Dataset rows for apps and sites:
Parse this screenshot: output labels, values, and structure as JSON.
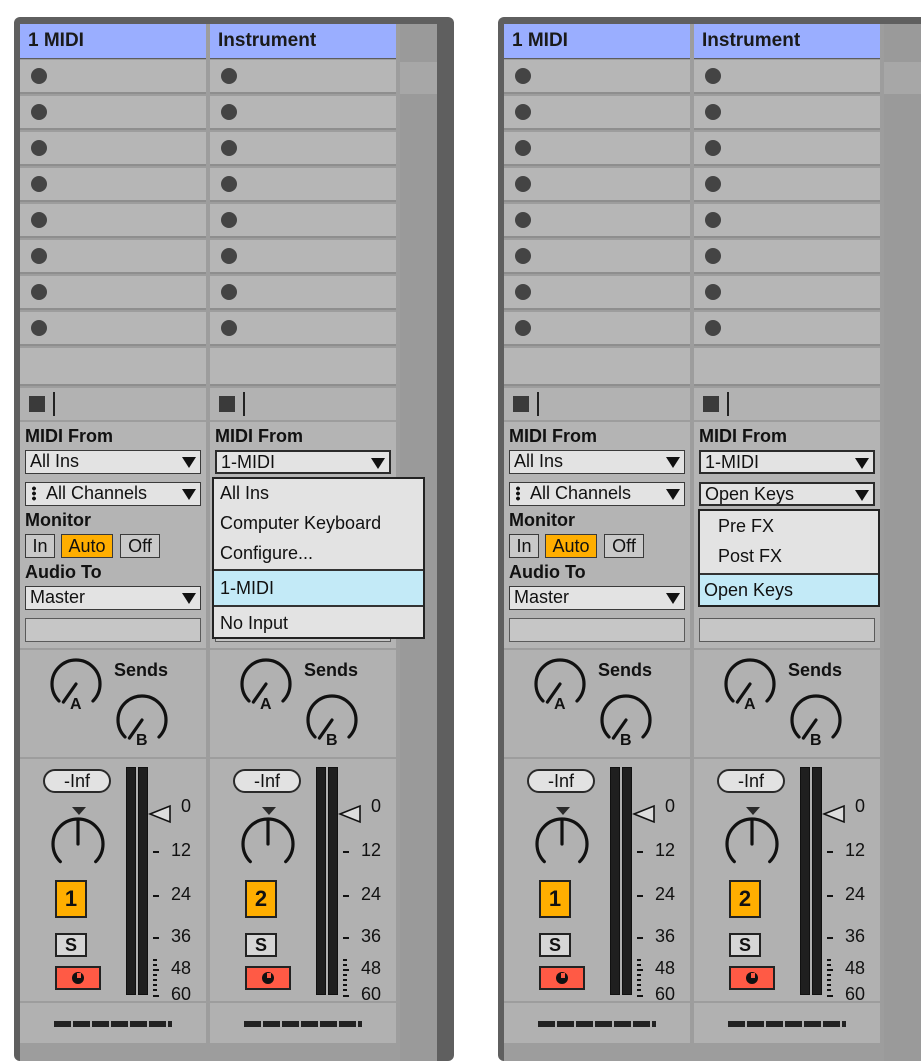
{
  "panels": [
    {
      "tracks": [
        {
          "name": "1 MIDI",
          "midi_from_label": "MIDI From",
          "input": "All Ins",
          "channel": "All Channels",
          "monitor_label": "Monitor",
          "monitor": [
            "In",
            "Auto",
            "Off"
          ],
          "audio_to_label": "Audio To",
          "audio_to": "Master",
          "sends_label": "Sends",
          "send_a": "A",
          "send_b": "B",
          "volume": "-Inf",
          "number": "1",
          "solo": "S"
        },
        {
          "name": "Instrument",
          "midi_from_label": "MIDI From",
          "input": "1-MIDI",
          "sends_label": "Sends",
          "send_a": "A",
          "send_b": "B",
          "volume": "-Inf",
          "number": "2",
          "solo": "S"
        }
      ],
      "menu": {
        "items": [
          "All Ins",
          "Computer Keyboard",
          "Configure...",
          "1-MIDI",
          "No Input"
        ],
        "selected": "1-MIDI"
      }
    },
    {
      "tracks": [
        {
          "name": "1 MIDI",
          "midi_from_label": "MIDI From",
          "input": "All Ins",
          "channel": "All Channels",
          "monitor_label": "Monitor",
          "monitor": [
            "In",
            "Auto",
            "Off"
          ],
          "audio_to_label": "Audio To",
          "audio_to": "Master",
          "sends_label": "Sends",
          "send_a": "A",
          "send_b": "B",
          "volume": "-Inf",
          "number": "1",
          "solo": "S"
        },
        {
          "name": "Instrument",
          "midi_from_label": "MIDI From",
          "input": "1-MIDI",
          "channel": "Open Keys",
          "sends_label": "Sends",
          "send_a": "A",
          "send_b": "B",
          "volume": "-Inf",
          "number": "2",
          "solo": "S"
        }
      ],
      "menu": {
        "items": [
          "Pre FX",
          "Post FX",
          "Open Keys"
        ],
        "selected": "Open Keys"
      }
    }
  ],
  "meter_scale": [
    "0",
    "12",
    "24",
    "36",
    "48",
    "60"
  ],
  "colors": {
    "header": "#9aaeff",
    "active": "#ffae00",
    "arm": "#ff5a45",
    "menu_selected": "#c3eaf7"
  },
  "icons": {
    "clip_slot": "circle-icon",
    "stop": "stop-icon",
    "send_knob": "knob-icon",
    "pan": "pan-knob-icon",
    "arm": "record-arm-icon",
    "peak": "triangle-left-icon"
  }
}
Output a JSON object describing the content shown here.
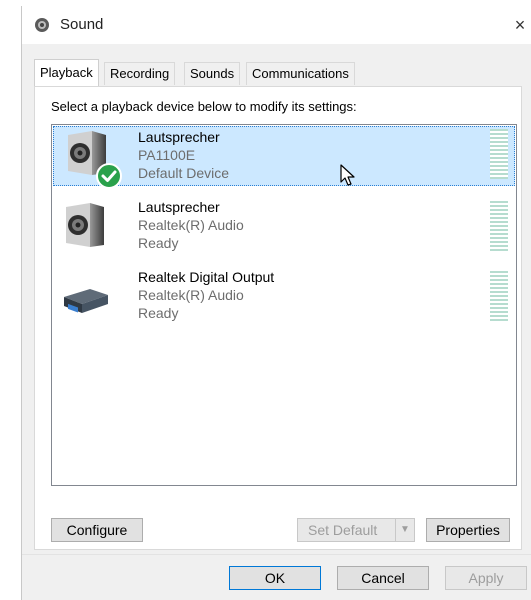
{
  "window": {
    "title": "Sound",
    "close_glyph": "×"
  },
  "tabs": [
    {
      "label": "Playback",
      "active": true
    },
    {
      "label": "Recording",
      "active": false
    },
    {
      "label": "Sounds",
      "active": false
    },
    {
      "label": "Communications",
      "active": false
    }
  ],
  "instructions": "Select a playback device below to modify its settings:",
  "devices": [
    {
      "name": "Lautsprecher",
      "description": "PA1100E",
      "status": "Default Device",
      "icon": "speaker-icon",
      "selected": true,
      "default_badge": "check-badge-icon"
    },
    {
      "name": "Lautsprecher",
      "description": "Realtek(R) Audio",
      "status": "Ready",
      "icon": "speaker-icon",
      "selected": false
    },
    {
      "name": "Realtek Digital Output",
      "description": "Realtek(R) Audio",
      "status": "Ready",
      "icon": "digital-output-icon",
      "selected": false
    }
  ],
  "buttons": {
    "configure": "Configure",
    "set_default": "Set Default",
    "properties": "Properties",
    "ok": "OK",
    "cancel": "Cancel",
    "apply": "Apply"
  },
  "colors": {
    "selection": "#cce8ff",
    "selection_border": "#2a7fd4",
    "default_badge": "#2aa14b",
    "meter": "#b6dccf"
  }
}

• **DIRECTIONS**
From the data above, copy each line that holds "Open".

• **TASK OUTPUT**
          "channel": "Open Keys",
          "Open Keys"
        "selected": "Open Keys"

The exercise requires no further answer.